When handling your glass, wear safety goggles or glasses; laboratory glasses with side-shields keep glass away from your eyes. Wear cut-resistant gloves with latex palms for grip and to keep you safe from any shards of glass. Avoid wearing loose clothing or dangling accessories when drilling, and keep your arms completely covered with long sleeves for optimal protection.
Also, keep a spray bottle filled with normal water nearby, because you'll be lubricating and cooling the drill bit and glass bottle as you work.
Drilling the Bottle
Place the practice bottle on a hard, solid surface covered with a towel and point the area where you want to drill a hole towards you.
With your safety glasses and gloves on, and your water handy for quick cooling, begin drilling the hole. Use soft pressure to start, and lubricate the drill bit by adding water constantly. Wait no more than a few seconds to spray water on the hole between drilling intervals.
Take a few moments every minute or so to set the drill down and wipe off the edge of the hole with your damp cloth, because glass shards build up and the spray bottle generally won't have enough pressure to push them out of the way if they pile up.
Continue lightly drilling, spraying water and wiping down the hole until you feel the drill push through to the other side of the hole.
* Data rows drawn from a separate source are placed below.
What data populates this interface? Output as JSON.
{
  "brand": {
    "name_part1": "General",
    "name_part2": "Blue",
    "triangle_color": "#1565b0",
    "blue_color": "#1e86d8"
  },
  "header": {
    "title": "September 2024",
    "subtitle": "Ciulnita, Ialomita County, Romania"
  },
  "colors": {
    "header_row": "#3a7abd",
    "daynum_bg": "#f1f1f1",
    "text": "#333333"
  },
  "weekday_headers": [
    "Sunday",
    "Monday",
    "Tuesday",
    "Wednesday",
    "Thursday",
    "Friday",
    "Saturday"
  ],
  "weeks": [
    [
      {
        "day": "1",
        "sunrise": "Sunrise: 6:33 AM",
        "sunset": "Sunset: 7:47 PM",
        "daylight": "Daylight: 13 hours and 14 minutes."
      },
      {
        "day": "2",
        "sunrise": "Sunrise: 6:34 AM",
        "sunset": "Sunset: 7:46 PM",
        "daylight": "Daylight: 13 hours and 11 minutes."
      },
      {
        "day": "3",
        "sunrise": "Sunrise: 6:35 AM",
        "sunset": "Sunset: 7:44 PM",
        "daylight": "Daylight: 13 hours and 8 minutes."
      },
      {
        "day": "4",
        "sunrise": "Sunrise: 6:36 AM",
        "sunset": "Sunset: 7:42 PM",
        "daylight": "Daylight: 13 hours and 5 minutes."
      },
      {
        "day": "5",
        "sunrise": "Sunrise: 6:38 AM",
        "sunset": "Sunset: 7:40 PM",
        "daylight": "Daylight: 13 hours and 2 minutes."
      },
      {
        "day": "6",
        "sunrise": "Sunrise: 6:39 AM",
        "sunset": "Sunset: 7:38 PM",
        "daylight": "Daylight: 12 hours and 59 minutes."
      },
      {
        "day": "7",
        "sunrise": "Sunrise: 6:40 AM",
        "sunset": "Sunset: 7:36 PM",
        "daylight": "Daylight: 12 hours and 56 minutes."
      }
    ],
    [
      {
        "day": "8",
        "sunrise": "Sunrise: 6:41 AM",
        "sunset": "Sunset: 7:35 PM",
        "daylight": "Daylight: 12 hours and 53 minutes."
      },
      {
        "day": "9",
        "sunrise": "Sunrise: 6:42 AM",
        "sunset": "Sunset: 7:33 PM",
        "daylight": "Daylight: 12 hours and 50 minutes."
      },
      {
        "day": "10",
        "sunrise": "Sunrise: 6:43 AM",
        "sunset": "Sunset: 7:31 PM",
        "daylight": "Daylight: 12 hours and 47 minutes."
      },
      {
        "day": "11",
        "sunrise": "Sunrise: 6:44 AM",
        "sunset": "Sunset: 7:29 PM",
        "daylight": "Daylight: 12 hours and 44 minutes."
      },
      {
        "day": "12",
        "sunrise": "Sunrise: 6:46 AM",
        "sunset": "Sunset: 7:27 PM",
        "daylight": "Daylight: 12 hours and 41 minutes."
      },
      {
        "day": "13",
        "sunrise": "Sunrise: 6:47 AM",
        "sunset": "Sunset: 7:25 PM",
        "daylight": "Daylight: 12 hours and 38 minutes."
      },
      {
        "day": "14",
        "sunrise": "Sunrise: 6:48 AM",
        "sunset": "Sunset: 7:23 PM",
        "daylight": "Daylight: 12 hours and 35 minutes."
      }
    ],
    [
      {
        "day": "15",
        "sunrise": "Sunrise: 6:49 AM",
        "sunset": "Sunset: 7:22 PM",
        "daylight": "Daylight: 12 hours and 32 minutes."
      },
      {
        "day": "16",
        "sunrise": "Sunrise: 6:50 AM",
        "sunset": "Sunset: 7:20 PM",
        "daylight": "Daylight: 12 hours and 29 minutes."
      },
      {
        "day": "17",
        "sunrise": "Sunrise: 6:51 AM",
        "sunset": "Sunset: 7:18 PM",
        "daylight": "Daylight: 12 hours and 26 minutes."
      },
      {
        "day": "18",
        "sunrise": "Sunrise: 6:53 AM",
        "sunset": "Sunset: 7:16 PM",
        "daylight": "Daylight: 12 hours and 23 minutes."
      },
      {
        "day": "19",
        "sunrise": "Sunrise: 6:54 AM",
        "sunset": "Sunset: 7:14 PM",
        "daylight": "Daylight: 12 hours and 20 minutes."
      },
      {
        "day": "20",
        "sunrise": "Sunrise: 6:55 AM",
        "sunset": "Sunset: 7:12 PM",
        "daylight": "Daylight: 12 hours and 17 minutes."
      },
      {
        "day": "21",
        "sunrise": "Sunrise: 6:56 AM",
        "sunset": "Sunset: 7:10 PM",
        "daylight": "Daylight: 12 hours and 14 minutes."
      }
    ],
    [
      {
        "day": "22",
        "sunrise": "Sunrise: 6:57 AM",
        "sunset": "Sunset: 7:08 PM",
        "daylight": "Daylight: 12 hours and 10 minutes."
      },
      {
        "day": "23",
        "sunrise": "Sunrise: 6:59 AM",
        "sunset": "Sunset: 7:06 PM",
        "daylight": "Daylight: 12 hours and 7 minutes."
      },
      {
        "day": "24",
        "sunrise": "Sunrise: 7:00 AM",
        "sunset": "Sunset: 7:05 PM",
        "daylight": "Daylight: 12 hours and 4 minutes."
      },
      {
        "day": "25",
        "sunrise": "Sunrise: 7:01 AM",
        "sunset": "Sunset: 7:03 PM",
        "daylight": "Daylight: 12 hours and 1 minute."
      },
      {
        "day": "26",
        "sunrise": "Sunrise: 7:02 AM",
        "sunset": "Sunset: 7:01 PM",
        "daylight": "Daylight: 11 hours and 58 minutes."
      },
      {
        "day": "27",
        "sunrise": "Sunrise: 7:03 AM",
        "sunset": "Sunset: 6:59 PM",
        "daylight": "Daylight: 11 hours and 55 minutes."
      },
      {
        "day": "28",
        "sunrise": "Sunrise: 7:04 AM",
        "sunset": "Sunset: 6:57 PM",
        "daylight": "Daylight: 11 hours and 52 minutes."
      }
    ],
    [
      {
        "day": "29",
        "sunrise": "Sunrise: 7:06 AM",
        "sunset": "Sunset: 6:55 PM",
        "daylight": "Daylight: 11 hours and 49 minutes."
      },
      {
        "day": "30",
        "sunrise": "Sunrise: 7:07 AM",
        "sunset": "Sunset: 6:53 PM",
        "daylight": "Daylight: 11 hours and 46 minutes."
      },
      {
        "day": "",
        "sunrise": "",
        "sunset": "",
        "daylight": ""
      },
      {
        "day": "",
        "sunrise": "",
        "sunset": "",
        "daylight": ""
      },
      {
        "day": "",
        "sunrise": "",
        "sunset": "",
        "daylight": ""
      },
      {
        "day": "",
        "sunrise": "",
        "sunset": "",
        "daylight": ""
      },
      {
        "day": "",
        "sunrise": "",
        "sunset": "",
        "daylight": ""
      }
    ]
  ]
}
Immediately stop drilling to avoid breaking the glass.
Remove the drill and grab your damp cloth, wiping down the entire bottle to make sure all the tiny shards are cleaned up. Sand down the inside of the hole by rolling the sandpaper into a cylinder that can fit through it. Sand until the hole feels smooth.
Wipe down the excess shards once again.
Things to Remember
- Always wear safety goggles when drilling.
- Keep the drill's power cord away from water, or use a cordless drill.
- Use a soft amount of pressure when drilling to prevent cracking.